Exercise requirements – In the listing that follows, tally the lines containing "Installation"; give the count and nothing more.
[Start of Attachment]
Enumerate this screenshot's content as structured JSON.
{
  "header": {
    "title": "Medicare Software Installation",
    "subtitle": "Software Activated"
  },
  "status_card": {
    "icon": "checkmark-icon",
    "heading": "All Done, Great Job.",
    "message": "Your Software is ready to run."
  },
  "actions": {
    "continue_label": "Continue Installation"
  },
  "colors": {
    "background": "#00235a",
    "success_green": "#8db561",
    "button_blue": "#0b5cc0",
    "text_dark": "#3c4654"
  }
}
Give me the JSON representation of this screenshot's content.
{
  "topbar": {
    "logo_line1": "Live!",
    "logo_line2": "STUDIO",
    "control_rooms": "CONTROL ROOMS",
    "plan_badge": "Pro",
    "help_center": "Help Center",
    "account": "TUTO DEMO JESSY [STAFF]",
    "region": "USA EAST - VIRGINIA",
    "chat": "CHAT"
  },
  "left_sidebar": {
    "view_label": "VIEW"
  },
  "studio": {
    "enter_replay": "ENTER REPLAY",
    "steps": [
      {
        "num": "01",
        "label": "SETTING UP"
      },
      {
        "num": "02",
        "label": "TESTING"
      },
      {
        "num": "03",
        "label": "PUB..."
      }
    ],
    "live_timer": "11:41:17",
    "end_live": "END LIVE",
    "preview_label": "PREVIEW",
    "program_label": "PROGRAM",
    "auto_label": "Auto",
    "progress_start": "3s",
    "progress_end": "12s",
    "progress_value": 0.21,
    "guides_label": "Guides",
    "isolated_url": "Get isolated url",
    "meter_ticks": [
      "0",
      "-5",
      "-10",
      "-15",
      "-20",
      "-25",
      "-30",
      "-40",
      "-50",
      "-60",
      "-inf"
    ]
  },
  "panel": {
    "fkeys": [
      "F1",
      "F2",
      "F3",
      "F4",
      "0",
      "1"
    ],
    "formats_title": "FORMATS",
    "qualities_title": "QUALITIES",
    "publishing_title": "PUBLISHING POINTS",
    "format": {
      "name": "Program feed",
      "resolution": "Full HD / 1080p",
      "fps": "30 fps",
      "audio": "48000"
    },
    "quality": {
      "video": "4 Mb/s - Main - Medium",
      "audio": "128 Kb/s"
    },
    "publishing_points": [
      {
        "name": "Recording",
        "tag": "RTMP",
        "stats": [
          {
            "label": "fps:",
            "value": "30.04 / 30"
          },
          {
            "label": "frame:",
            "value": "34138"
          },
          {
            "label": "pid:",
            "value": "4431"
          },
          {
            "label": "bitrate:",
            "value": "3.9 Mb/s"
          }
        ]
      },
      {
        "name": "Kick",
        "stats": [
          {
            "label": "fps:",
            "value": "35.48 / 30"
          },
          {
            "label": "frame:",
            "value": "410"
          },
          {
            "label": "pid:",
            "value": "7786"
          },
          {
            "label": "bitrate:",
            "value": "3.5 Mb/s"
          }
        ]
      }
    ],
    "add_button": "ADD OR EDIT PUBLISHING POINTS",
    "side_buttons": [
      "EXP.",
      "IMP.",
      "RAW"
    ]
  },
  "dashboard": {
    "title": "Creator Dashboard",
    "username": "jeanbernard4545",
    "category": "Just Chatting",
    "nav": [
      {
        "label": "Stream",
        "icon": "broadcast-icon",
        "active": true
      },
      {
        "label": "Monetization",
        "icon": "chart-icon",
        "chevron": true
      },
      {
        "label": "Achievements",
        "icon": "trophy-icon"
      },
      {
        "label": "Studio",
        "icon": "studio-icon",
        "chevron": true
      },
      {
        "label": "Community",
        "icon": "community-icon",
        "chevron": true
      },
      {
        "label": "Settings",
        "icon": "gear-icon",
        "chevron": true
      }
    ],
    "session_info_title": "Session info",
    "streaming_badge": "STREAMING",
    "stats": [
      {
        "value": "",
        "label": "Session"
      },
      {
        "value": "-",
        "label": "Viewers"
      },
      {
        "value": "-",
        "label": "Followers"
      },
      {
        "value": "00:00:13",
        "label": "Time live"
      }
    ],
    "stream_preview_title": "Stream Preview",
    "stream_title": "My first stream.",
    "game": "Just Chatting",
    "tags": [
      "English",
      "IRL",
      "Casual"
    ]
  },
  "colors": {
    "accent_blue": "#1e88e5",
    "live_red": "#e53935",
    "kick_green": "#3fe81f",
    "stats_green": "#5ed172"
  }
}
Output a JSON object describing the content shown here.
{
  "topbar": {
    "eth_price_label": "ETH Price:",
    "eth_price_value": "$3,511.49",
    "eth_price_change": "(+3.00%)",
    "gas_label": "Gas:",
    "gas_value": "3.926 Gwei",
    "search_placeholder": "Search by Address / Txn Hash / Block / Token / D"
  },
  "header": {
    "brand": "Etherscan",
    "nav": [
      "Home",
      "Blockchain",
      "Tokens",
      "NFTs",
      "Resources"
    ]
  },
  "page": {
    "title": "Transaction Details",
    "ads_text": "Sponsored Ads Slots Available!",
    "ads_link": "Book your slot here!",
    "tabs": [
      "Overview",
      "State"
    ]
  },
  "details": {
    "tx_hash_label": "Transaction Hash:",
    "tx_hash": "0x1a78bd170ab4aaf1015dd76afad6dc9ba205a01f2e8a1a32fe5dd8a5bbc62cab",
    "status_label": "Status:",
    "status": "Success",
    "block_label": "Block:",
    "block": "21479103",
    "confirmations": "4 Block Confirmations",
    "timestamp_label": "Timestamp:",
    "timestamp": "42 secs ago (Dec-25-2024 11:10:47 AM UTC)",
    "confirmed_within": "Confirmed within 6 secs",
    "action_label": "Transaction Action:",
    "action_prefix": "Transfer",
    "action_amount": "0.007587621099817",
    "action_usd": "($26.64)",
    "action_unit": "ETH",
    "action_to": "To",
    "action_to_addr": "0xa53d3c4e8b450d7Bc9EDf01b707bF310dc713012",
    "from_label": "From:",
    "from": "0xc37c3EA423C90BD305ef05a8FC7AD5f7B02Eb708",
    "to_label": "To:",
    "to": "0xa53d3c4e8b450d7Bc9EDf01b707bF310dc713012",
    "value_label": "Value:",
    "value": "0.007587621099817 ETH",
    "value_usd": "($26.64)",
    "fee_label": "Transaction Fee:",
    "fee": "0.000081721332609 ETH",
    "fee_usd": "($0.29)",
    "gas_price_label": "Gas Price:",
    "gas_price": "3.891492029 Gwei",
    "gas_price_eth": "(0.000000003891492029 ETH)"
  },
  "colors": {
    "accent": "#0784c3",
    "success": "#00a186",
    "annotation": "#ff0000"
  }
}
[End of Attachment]
Written solution – 2